Len Castle, Born in Auckland in 1924, Castle graduated with a Bachelor of Science in 1946 from University of Auckland and trained as a secondary school teacher, eventually taking a lecturing position at the Auckland College of Education. His first experience of pottery was as a 10-year-old, seeing Olive Jones demonstrating at the Auckland Easter Show.

Castle began making his first pottery in 1947 and took night classes with Robert Nettleton Field at Avondale College, Auckland. In 1956 he moved to St Ives, Cornwall for a year to work with Bernard Leach and became a full-time potter in 1963. The same year he helped establish the New Zealand Society of Potters.[1]

In the early 1960s he had an architecturally designed house built in the bush of the Waitakere Ranges at 20 Tawini Road, Titirangi, with a kiln and rail system out the back, and a low basement which allowed pottery to be exhibited. Turning room for tour buses was provided in the street outside.

The Boyes family which bought the house demolished the kiln; however, the bricks from it form the paving round the lower part of the house, and shards from discarded pottery works can still be found amongst the clay soil of the bush behind.

In the early 1950s, Castle met Theo Schoon and Schoon decorated the surfaces of pots thrown and fired by Castle. In the 1960’s Schoon introduced him to the geothermal areas of the central North Island of New Zealand. Castle has continued to photograph this landscape area, which is also reflected in his pottery.

With the death of Len Castle, New Zealand lost one of its greatest potters who developed a long and innovative approach to clay that can be bound up in the search for national identity.

Castle began working with clay from 1947 experimenting with commercial clays and Westmere beach sand. He was a natural, understanding both its composition and plasticity. Recognition from Auckland Society of Arts and Auckland Art Gallery came during this time. His forms reflected broad influences – a leaning towards modernism through Crown Lynn and Scandinavian design, otherwise Bernard Leach’s Anglo-Oriental vision where oriental glazes and English slip ware were both experimented.
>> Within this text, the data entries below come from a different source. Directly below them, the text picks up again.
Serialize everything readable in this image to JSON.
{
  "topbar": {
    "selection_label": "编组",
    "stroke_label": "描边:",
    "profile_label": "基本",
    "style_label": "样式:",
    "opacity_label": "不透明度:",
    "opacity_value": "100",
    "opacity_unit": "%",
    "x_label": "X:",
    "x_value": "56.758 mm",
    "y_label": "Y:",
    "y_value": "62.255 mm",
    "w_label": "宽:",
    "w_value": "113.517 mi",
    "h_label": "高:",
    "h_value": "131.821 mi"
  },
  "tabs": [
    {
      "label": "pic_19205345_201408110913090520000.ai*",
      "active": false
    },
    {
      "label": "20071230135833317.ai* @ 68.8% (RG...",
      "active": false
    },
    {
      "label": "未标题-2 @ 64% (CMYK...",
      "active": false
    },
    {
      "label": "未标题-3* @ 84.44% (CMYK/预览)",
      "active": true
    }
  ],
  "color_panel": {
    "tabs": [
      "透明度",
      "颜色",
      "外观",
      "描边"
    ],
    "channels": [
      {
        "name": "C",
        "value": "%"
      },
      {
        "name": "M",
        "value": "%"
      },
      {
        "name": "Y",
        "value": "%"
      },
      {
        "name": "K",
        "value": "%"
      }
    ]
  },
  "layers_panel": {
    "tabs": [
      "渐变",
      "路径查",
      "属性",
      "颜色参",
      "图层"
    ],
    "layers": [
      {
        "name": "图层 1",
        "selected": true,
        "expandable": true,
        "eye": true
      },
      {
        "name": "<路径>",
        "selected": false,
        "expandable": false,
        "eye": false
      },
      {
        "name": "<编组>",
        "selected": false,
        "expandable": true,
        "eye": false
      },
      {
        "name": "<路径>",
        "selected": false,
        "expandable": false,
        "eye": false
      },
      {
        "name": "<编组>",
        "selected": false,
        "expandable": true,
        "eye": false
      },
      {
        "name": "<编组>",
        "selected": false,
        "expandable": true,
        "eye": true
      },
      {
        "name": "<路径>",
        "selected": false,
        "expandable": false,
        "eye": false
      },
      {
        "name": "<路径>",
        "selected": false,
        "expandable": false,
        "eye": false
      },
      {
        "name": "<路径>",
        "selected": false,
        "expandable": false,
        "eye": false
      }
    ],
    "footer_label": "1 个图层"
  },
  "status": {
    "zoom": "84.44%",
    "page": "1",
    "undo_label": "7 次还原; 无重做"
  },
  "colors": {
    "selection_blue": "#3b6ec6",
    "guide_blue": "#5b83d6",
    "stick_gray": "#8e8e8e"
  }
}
From the late 1960’s, Castle began to reach beyond the Anglo-Oriental and create new unglazed forms that reflected his fascination for the inner qualities of clay. He talked about the process of rolling, folding, stretching and compressing clay that brought strong textural qualities which, at the time, Castle maintained were interpreted wrongly by others to suggest an association with natural forms.